In the previous post I mentioned “The Most Human Human” book. It has a small section with the same title as this post. Here goes the quote followed by my thoughts.

The word “game” is a notoriously hard one to define. But allow me to venture a definition: a game is a situation in which an explicit and agreed-upon definition of success exists.

In real life, and this cuts straight back to the existence/essence notion of Sartre’s, there is no notion of success. If success is having the most Facebook friends, then your social life becomes a game. If success is gaining admittance to heaven upon death, then your moral life becomes a game. Life is no game. There is no checkered 􏰀flag, no goal line.

Games have a goal; life doesn’t. Life has no objective. This is what the existentialists call the “anxiety of freedom.” Thus we have an alternate definition􏰁 of what a game is—anything that provides temporary relief from existential anxiety. This is why games are such a popular form of procrastination. And this is why, on reaching one’s goals, the risk is that the reentry of existential anxiety hits you even before the thrill of victory— that you’re thrown immediately back on the uncomfortable question of what to do with your life.
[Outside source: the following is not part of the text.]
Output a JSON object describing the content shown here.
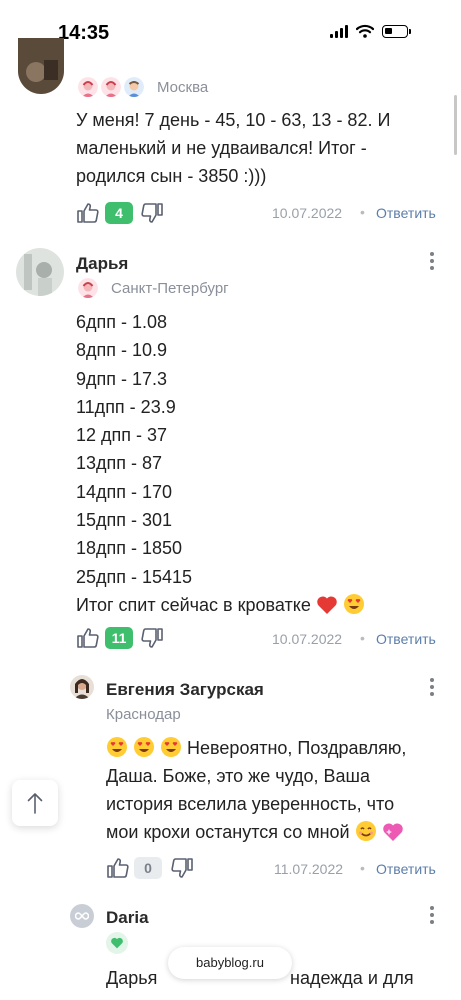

I don't buy this. Most basically, a game is a process with one objective: keep playing. Another breath, another meal, more water, and some sleep. Why these are in the author's “blind spot”? Such a loss for the anxiety narrative: the “anxiety of zero freedom” due to impossibility to cease breathing and still keep playing, for example. Also there are “mental gym” games like Pathologic 2. If they provide any relief, that is mostly by emphasizing that your life is not like this right now.

Everyone plays their own game of life: a casual arcade, a survival horror, boring, incomprehensibly intricate. Have an “uncomfortable question of what to do with your life”? The probably-unreachable-within-a-lifetime goals to the rescue! Maybe another psychedelic renaissance and global peace?